• ASSIGNMENT
From the data, copy out every line in which the word "title" appears.

• RECORDS SHOWN
—————

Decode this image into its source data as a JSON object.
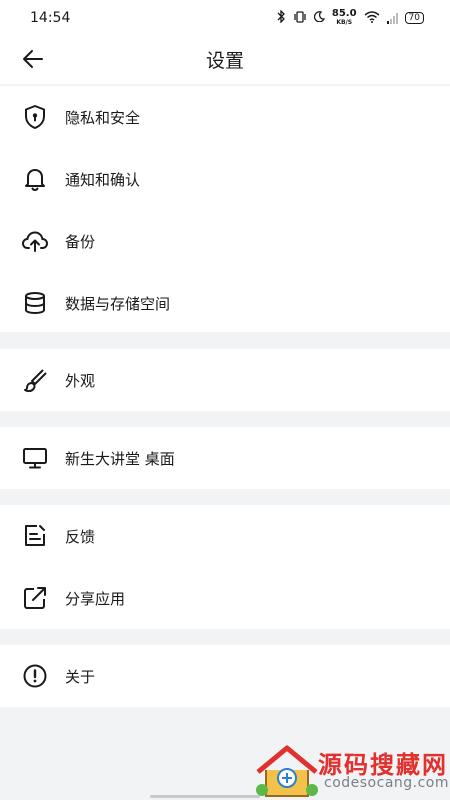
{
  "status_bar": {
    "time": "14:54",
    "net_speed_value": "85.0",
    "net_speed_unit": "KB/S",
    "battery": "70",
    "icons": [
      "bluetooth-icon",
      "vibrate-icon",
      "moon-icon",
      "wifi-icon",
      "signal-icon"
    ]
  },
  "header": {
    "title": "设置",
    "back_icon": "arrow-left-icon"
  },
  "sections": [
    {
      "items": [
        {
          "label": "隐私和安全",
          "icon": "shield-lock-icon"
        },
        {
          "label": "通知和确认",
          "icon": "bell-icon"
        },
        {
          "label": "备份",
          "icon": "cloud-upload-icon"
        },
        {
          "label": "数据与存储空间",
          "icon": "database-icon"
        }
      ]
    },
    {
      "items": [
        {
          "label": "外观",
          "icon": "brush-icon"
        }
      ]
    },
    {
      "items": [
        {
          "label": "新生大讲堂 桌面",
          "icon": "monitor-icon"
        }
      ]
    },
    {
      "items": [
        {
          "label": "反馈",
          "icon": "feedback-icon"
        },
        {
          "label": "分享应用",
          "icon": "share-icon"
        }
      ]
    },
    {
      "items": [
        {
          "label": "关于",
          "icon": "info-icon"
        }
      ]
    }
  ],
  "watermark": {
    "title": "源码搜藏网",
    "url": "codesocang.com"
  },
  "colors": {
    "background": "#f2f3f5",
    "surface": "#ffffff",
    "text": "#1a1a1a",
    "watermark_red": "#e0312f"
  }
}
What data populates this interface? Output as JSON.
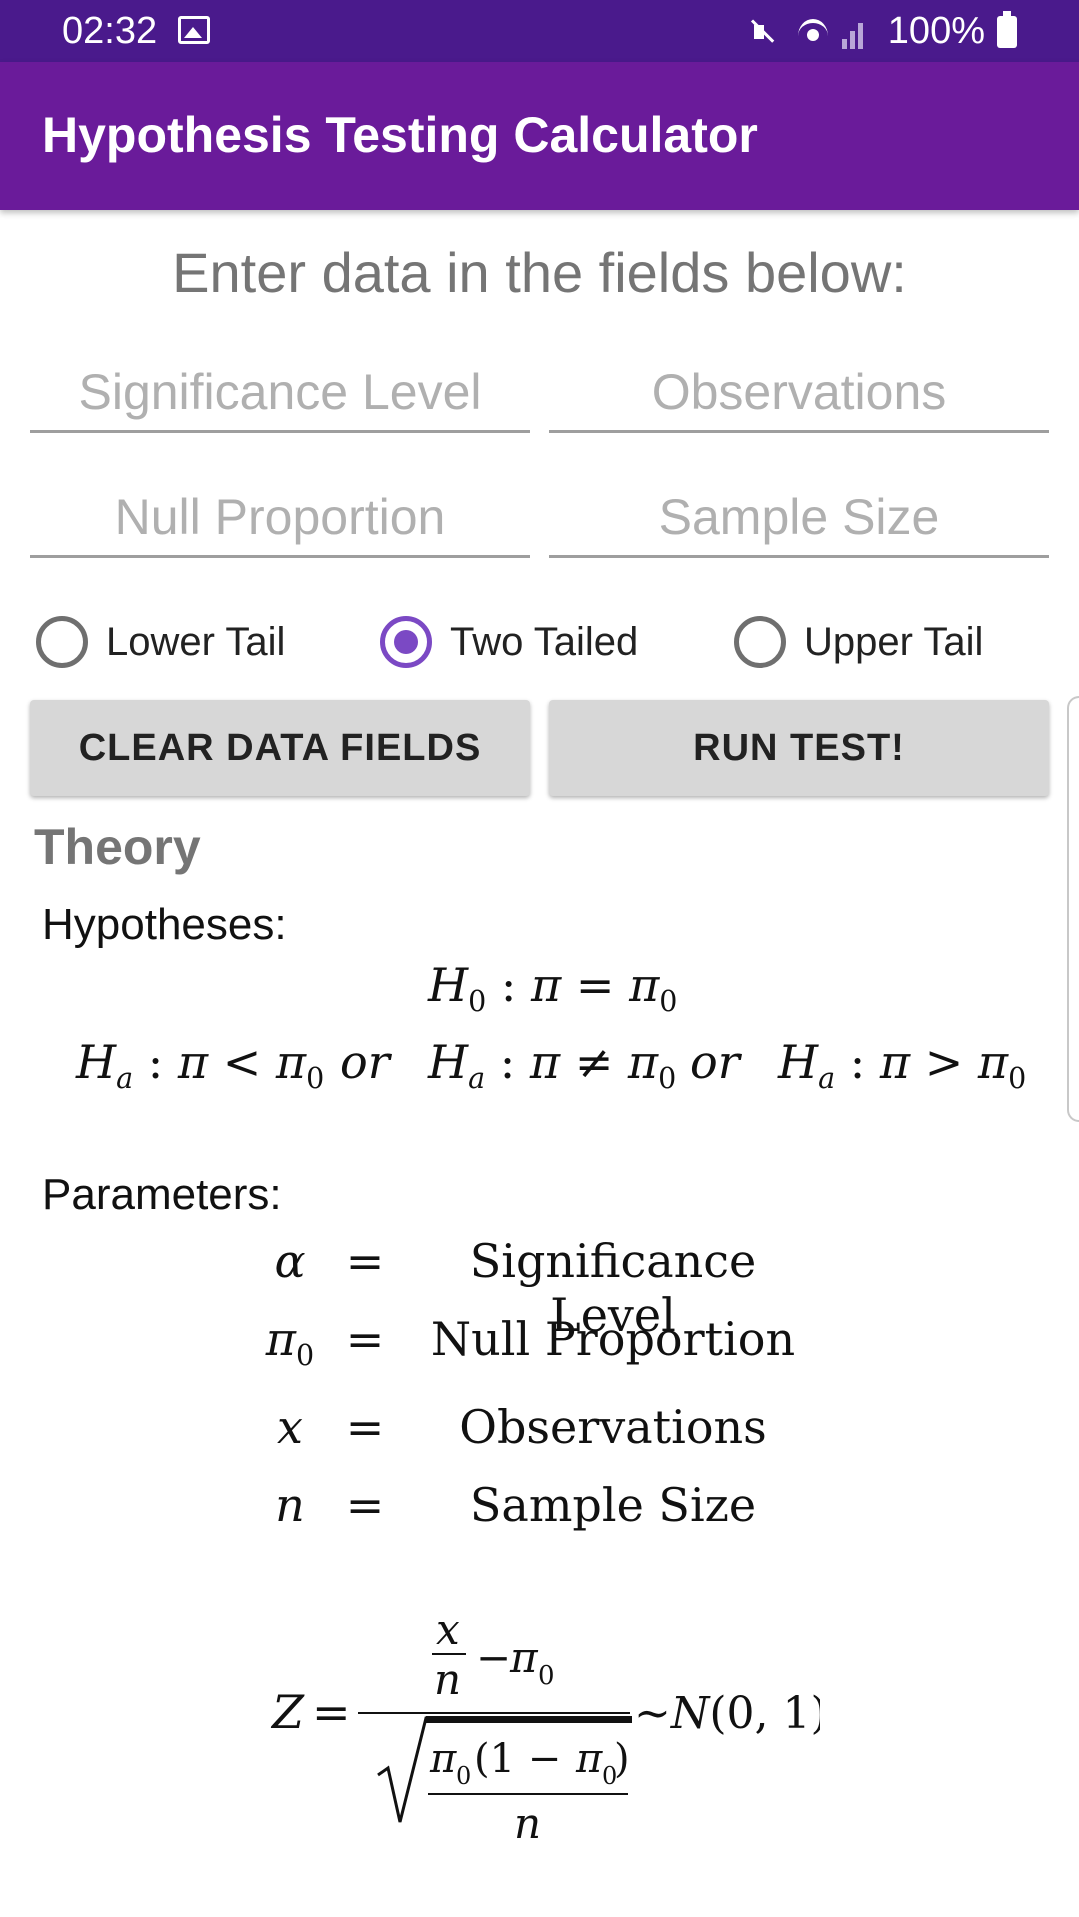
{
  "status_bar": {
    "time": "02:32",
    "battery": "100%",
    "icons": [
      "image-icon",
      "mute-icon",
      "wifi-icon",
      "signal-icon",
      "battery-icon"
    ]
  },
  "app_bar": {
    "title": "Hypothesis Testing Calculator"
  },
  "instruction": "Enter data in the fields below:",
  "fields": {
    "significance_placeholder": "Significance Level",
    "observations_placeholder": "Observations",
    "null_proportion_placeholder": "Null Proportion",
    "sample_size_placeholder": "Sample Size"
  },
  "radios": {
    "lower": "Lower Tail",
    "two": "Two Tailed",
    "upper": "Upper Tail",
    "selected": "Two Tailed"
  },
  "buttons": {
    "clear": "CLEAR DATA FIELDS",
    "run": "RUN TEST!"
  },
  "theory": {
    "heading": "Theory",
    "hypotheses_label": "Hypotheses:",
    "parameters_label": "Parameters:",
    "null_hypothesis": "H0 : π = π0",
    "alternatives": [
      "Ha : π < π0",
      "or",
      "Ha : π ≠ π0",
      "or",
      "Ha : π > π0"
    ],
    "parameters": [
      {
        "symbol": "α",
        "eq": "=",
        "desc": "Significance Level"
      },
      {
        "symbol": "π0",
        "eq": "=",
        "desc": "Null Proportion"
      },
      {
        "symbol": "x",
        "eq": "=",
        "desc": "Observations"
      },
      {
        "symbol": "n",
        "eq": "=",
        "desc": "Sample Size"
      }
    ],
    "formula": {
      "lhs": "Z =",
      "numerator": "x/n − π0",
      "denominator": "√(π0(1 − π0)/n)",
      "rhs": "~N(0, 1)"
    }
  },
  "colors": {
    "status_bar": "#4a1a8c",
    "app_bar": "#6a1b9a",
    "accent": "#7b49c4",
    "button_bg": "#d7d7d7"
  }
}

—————

• SOLUTION FOR THIS TASK
    "title": "设置",
    "title": "源码搜藏网",
    "title": "Hypothesis Testing Calculator"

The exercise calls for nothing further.